  48. 48.
    Vasquez-Dunddel D, Pan F, Zeng Q et al (2013) STAT3 regulates arginase-I in myeloid-derived suppressor cells from cancer patients.

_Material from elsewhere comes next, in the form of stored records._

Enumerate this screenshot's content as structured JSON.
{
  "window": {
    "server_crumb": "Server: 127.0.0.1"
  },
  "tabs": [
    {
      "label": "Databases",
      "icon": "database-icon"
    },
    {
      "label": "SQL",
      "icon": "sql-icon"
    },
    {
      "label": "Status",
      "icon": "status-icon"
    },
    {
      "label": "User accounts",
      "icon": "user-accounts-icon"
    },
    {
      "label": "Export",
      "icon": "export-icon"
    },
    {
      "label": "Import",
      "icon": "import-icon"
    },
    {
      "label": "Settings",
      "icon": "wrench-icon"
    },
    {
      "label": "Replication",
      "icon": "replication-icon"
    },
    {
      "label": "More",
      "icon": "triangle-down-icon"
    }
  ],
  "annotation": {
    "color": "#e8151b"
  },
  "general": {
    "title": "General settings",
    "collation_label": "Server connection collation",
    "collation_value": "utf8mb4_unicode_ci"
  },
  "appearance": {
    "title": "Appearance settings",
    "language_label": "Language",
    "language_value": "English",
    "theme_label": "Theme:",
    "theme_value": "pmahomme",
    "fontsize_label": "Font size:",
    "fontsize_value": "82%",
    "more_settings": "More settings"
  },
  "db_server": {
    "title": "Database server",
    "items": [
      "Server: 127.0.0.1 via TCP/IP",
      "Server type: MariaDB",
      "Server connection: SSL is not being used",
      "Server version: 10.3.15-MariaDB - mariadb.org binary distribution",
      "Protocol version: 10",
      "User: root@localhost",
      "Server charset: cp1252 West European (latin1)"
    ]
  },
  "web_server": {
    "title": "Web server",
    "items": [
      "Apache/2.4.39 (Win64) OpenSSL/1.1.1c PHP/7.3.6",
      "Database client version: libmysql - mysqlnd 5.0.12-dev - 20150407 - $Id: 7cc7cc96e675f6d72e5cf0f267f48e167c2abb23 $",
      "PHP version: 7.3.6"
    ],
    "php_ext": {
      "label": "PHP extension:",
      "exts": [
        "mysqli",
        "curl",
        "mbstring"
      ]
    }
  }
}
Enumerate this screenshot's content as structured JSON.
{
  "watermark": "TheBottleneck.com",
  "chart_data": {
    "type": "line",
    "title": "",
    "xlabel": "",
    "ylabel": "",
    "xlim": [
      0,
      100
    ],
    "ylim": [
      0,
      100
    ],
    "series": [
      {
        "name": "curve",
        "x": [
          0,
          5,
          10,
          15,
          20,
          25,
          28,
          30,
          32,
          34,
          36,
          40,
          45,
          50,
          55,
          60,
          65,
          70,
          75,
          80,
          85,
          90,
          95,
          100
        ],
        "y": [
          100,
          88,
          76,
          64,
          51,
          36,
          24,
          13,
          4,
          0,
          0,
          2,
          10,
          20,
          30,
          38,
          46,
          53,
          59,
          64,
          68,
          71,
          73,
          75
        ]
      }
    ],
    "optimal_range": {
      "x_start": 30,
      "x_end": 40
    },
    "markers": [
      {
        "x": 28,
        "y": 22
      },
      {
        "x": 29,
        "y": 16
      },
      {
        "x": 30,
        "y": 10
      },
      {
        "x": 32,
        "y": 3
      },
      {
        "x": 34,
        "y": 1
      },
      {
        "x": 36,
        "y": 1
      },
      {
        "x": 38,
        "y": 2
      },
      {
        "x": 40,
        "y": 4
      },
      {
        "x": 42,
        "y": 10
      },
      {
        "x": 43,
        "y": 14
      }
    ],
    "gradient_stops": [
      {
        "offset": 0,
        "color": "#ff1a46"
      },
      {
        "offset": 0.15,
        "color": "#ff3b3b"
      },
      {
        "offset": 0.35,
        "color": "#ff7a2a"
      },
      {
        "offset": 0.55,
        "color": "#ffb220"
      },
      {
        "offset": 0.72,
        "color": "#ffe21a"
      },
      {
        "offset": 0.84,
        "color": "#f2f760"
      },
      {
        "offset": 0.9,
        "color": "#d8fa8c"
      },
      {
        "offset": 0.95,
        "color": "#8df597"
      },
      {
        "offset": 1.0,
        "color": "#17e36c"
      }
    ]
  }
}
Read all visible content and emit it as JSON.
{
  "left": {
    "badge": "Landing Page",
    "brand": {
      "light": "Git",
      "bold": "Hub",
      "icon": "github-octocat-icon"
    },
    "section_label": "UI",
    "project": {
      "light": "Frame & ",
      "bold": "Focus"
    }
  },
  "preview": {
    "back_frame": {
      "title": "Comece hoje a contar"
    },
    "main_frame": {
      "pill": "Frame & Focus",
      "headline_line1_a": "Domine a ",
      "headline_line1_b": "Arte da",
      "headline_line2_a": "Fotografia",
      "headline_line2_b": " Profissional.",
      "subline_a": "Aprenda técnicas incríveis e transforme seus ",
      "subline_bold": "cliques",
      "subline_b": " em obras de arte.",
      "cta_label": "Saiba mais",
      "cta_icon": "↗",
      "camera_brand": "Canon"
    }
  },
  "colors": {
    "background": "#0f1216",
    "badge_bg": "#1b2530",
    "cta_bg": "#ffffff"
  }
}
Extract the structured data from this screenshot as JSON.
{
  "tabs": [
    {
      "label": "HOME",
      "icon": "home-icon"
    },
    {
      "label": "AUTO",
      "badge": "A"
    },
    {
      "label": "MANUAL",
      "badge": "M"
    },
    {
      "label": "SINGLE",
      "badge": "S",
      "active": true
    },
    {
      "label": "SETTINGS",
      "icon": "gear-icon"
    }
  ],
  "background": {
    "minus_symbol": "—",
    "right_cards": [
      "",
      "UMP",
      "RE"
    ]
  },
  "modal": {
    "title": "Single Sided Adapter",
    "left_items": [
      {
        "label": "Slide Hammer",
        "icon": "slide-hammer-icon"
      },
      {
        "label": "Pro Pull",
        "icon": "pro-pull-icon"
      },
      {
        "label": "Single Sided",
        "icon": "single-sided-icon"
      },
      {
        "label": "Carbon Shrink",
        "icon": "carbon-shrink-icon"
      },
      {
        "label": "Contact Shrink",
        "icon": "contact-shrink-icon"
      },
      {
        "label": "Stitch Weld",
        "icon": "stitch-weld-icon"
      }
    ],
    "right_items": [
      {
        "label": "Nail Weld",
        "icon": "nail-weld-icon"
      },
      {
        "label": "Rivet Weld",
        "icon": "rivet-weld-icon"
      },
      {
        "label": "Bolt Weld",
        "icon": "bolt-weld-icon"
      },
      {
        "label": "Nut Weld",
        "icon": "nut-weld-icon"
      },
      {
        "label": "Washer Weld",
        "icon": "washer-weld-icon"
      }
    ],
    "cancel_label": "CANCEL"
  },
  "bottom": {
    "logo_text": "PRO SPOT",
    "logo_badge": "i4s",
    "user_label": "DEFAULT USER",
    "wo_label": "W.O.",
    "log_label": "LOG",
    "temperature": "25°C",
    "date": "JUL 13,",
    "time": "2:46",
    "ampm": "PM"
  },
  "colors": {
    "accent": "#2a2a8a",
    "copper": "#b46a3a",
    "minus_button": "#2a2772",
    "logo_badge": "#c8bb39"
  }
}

J Clin Invest 123:1580–1589.  https://doi.org/10.1172/JCI60083 CrossRefGoogle Scholar

Copyright information

© The Author(s) 2018

Open AccessThis article is distributed under the terms of the Creative Commons Attribution 4.0 International License (http://creativecommons.org/licenses/by/4.0/), which permits unrestricted use, distribution, and reproduction in any medium, provided you give appropriate credit to the original author(s) and the source, provide a link to the Creative Commons license, and indicate if changes were made.

Authors and Affiliations

  1. 1.Department of Internal Medicine and Liver Research InstituteSeoul National University College of MedicineSeoulSouth Korea
  2. 2.Department of Medicine, Samsung Medical CenterSungkyunkwan University School of MedicineSeoulSouth Korea
  3. 3.Department of Gastroenterology, Asan Medical CenterUniversity of Ulsan College of MedicineSeoulSouth Korea
  4. 4.The Liver CenterKorea University Guro HospitalSeoulSouth Korea
  5. 5.Department of SurgeryKorea University Ansan HospitalAnsanSouth Korea
  6. 6.Department of StatisticsKorea UniversitySeoulSouth Korea

Personalised recommendations